ENTRIES SHOWN:
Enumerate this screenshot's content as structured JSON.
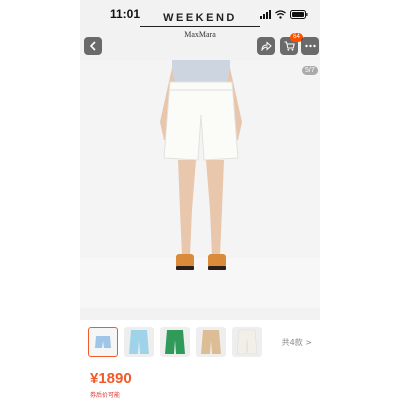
{
  "status_bar": {
    "time": "11:01"
  },
  "header": {
    "brand_line1": "WEEKEND",
    "brand_line2": "MaxMara",
    "cart_badge": "64"
  },
  "gallery": {
    "indicator": "5/7"
  },
  "thumbnails": {
    "items": [
      {
        "name": "thumb-white-shorts-set",
        "color": "#e9eef5",
        "selected": true
      },
      {
        "name": "thumb-light-blue-shorts",
        "color": "#9fd3ea",
        "selected": false
      },
      {
        "name": "thumb-green-shorts",
        "color": "#2f9a5a",
        "selected": false
      },
      {
        "name": "thumb-beige-shorts",
        "color": "#dcbd96",
        "selected": false
      },
      {
        "name": "thumb-ivory-shorts",
        "color": "#f1efe8",
        "selected": false
      }
    ],
    "count_label": "共4款 >"
  },
  "price": {
    "value": "¥1890",
    "subtext": "券后价可能"
  },
  "colors": {
    "accent": "#f25a2a",
    "badge": "#ff5000"
  }
}
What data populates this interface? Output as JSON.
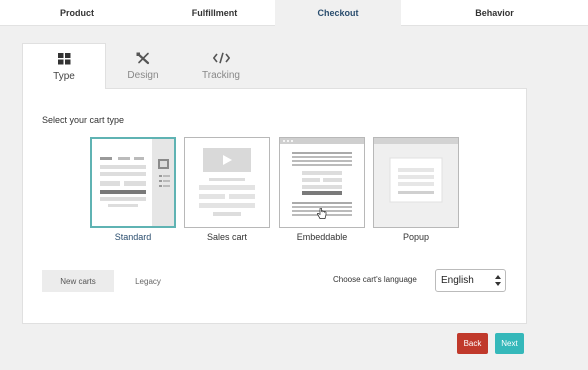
{
  "top_tabs": [
    {
      "label": "Product"
    },
    {
      "label": "Fulfillment"
    },
    {
      "label": "Checkout"
    },
    {
      "label": "Behavior"
    }
  ],
  "sub_tabs": [
    {
      "label": "Type",
      "icon": "grid-icon"
    },
    {
      "label": "Design",
      "icon": "design-tools-icon"
    },
    {
      "label": "Tracking",
      "icon": "code-icon"
    }
  ],
  "prompt": "Select your cart type",
  "cart_types": [
    {
      "label": "Standard",
      "selected": true
    },
    {
      "label": "Sales cart",
      "selected": false
    },
    {
      "label": "Embeddable",
      "selected": false
    },
    {
      "label": "Popup",
      "selected": false
    }
  ],
  "version_toggle": {
    "new_label": "New carts",
    "legacy_label": "Legacy"
  },
  "language": {
    "label": "Choose cart's language",
    "value": "English"
  },
  "actions": {
    "back_label": "Back",
    "next_label": "Next"
  },
  "colors": {
    "accent": "#35b8ba",
    "back": "#c0392b",
    "selected_border": "#5fb3b3",
    "active_text": "#2a4d6e"
  }
}
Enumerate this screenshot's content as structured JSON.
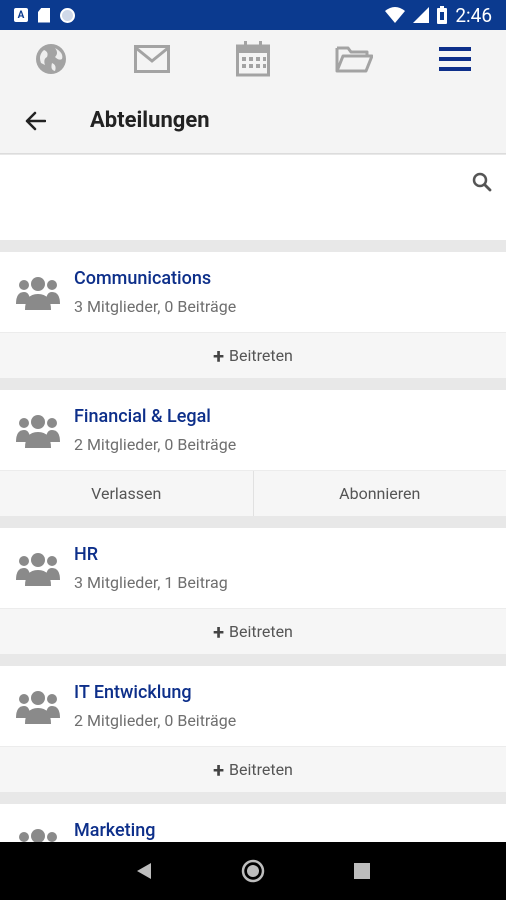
{
  "status_bar": {
    "time": "2:46"
  },
  "page": {
    "title": "Abteilungen"
  },
  "search": {
    "placeholder": ""
  },
  "departments": [
    {
      "name": "Communications",
      "meta": "3 Mitglieder, 0 Beiträge",
      "actions": [
        "Beitreten"
      ]
    },
    {
      "name": "Financial & Legal",
      "meta": "2 Mitglieder, 0 Beiträge",
      "actions": [
        "Verlassen",
        "Abonnieren"
      ]
    },
    {
      "name": "HR",
      "meta": "3 Mitglieder, 1 Beitrag",
      "actions": [
        "Beitreten"
      ]
    },
    {
      "name": "IT Entwicklung",
      "meta": "2 Mitglieder, 0 Beiträge",
      "actions": [
        "Beitreten"
      ]
    },
    {
      "name": "Marketing",
      "meta": "",
      "actions": []
    }
  ],
  "colors": {
    "status_bar": "#0b3a8f",
    "accent": "#0d2f8a"
  },
  "icons": {
    "nav": [
      "globe-icon",
      "mail-icon",
      "calendar-icon",
      "folder-icon",
      "menu-icon"
    ]
  }
}
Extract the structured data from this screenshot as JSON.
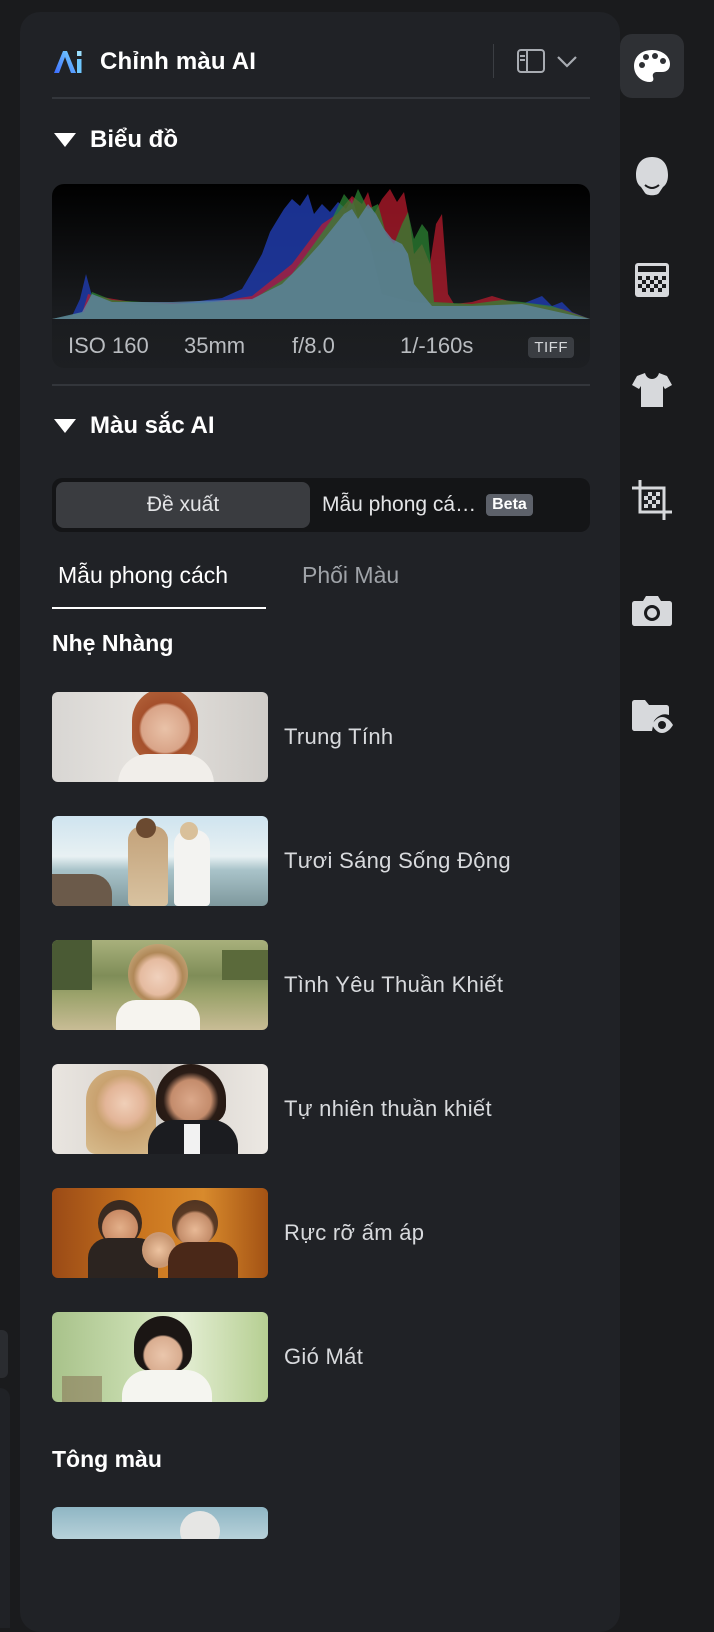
{
  "panel": {
    "title": "Chỉnh màu AI"
  },
  "histogram": {
    "section_title": "Biểu đồ",
    "iso": "ISO 160",
    "focal": "35mm",
    "aperture": "f/8.0",
    "shutter": "1/-160s",
    "format": "TIFF"
  },
  "ai_color": {
    "section_title": "Màu sắc AI",
    "segment_suggest": "Đề xuất",
    "segment_styles": "Mẫu phong cá…",
    "beta_badge": "Beta",
    "tabs": [
      {
        "label": "Mẫu phong cách",
        "active": true
      },
      {
        "label": "Phối Màu",
        "active": false
      }
    ],
    "group_soft": "Nhẹ Nhàng",
    "styles": [
      {
        "label": "Trung Tính"
      },
      {
        "label": "Tươi Sáng Sống Động"
      },
      {
        "label": "Tình Yêu Thuần Khiết"
      },
      {
        "label": "Tự nhiên thuần khiết"
      },
      {
        "label": "Rực rỡ ấm áp"
      },
      {
        "label": "Gió Mát"
      }
    ],
    "group_tone": "Tông màu"
  },
  "toolbar": {
    "icons": [
      "palette-icon",
      "face-icon",
      "pattern-icon",
      "shirt-icon",
      "crop-icon",
      "camera-icon",
      "folder-eye-icon"
    ],
    "active": "palette-icon"
  },
  "colors": {
    "panel_bg": "#202226",
    "app_bg": "#1a1b1d",
    "accent_white": "#ffffff"
  }
}
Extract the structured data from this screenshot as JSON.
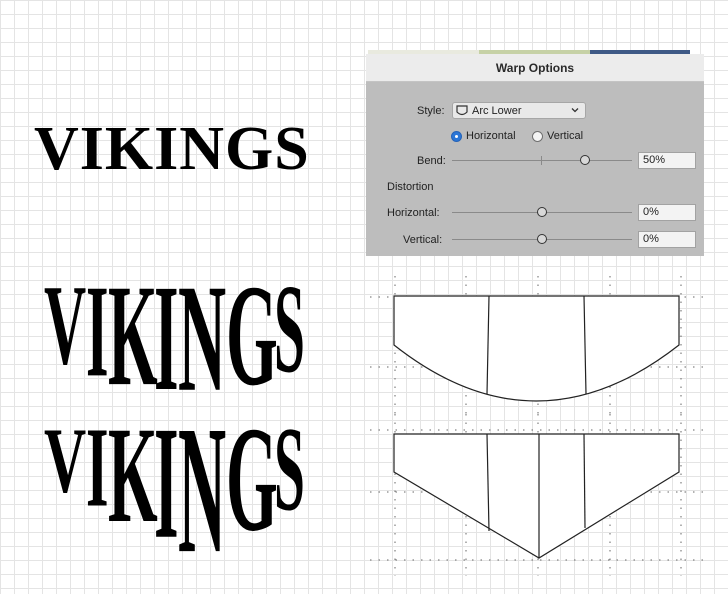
{
  "dialog": {
    "title": "Warp Options",
    "style_label": "Style:",
    "style_value": "Arc Lower",
    "orientation": {
      "horizontal_label": "Horizontal",
      "vertical_label": "Vertical",
      "selected": "Horizontal"
    },
    "bend": {
      "label": "Bend:",
      "value": "50%",
      "level": 50
    },
    "distortion": {
      "heading": "Distortion",
      "horizontal": {
        "label": "Horizontal:",
        "value": "0%",
        "level": 0
      },
      "vertical": {
        "label": "Vertical:",
        "value": "0%",
        "level": 0
      }
    }
  },
  "artwork": {
    "original_word": "VIKINGS",
    "warped_arc_word": "VIKINGS",
    "warped_point_word": "VIKINGS"
  },
  "colors": {
    "radio_accent": "#2b76d6",
    "dialog_bg": "#bdbdbd"
  }
}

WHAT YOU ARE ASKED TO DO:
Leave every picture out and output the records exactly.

RESULT:
Enumerate this screenshot's content as structured JSON.
{
  "status_bar": {
    "time": "11:01"
  },
  "header": {
    "brand_line1": "WEEKEND",
    "brand_line2": "MaxMara",
    "cart_badge": "64"
  },
  "gallery": {
    "indicator": "5/7"
  },
  "thumbnails": {
    "items": [
      {
        "name": "thumb-white-shorts-set",
        "color": "#e9eef5",
        "selected": true
      },
      {
        "name": "thumb-light-blue-shorts",
        "color": "#9fd3ea",
        "selected": false
      },
      {
        "name": "thumb-green-shorts",
        "color": "#2f9a5a",
        "selected": false
      },
      {
        "name": "thumb-beige-shorts",
        "color": "#dcbd96",
        "selected": false
      },
      {
        "name": "thumb-ivory-shorts",
        "color": "#f1efe8",
        "selected": false
      }
    ],
    "count_label": "共4款 >"
  },
  "price": {
    "value": "¥1890",
    "subtext": "券后价可能"
  },
  "colors": {
    "accent": "#f25a2a",
    "badge": "#ff5000"
  }
}
What data populates this interface? Output as JSON.
{
  "top_tabs": [
    {
      "label": "Product"
    },
    {
      "label": "Fulfillment"
    },
    {
      "label": "Checkout"
    },
    {
      "label": "Behavior"
    }
  ],
  "sub_tabs": [
    {
      "label": "Type",
      "icon": "grid-icon"
    },
    {
      "label": "Design",
      "icon": "design-tools-icon"
    },
    {
      "label": "Tracking",
      "icon": "code-icon"
    }
  ],
  "prompt": "Select your cart type",
  "cart_types": [
    {
      "label": "Standard",
      "selected": true
    },
    {
      "label": "Sales cart",
      "selected": false
    },
    {
      "label": "Embeddable",
      "selected": false
    },
    {
      "label": "Popup",
      "selected": false
    }
  ],
  "version_toggle": {
    "new_label": "New carts",
    "legacy_label": "Legacy"
  },
  "language": {
    "label": "Choose cart's language",
    "value": "English"
  },
  "actions": {
    "back_label": "Back",
    "next_label": "Next"
  },
  "colors": {
    "accent": "#35b8ba",
    "back": "#c0392b",
    "selected_border": "#5fb3b3",
    "active_text": "#2a4d6e"
  }
}
Enumerate this screenshot's content as structured JSON.
{
  "status_bar": {
    "time": "2:46"
  },
  "page": {
    "title": "Abteilungen"
  },
  "search": {
    "placeholder": ""
  },
  "departments": [
    {
      "name": "Communications",
      "meta": "3 Mitglieder, 0 Beiträge",
      "actions": [
        "Beitreten"
      ]
    },
    {
      "name": "Financial & Legal",
      "meta": "2 Mitglieder, 0 Beiträge",
      "actions": [
        "Verlassen",
        "Abonnieren"
      ]
    },
    {
      "name": "HR",
      "meta": "3 Mitglieder, 1 Beitrag",
      "actions": [
        "Beitreten"
      ]
    },
    {
      "name": "IT Entwicklung",
      "meta": "2 Mitglieder, 0 Beiträge",
      "actions": [
        "Beitreten"
      ]
    },
    {
      "name": "Marketing",
      "meta": "",
      "actions": []
    }
  ],
  "colors": {
    "status_bar": "#0b3a8f",
    "accent": "#0d2f8a"
  },
  "icons": {
    "nav": [
      "globe-icon",
      "mail-icon",
      "calendar-icon",
      "folder-icon",
      "menu-icon"
    ]
  }
}
Extract the structured data from this screenshot as JSON.
{
  "panel": {
    "title": "Chỉnh màu AI"
  },
  "histogram": {
    "section_title": "Biểu đồ",
    "iso": "ISO 160",
    "focal": "35mm",
    "aperture": "f/8.0",
    "shutter": "1/-160s",
    "format": "TIFF"
  },
  "ai_color": {
    "section_title": "Màu sắc AI",
    "segment_suggest": "Đề xuất",
    "segment_styles": "Mẫu phong cá…",
    "beta_badge": "Beta",
    "tabs": [
      {
        "label": "Mẫu phong cách",
        "active": true
      },
      {
        "label": "Phối Màu",
        "active": false
      }
    ],
    "group_soft": "Nhẹ Nhàng",
    "styles": [
      {
        "label": "Trung Tính"
      },
      {
        "label": "Tươi Sáng Sống Động"
      },
      {
        "label": "Tình Yêu Thuần Khiết"
      },
      {
        "label": "Tự nhiên thuần khiết"
      },
      {
        "label": "Rực rỡ ấm áp"
      },
      {
        "label": "Gió Mát"
      }
    ],
    "group_tone": "Tông màu"
  },
  "toolbar": {
    "icons": [
      "palette-icon",
      "face-icon",
      "pattern-icon",
      "shirt-icon",
      "crop-icon",
      "camera-icon",
      "folder-eye-icon"
    ],
    "active": "palette-icon"
  },
  "colors": {
    "panel_bg": "#202226",
    "app_bg": "#1a1b1d",
    "accent_white": "#ffffff"
  }
}
Extract the structured data from this screenshot as JSON.
{
  "dialog": {
    "title": "Warp Options",
    "style_label": "Style:",
    "style_value": "Arc Lower",
    "orientation": {
      "horizontal_label": "Horizontal",
      "vertical_label": "Vertical",
      "selected": "Horizontal"
    },
    "bend": {
      "label": "Bend:",
      "value": "50%",
      "level": 50
    },
    "distortion": {
      "heading": "Distortion",
      "horizontal": {
        "label": "Horizontal:",
        "value": "0%",
        "level": 0
      },
      "vertical": {
        "label": "Vertical:",
        "value": "0%",
        "level": 0
      }
    }
  },
  "artwork": {
    "original_word": "VIKINGS",
    "warped_arc_word": "VIKINGS",
    "warped_point_word": "VIKINGS"
  },
  "colors": {
    "radio_accent": "#2b76d6",
    "dialog_bg": "#bdbdbd"
  }
}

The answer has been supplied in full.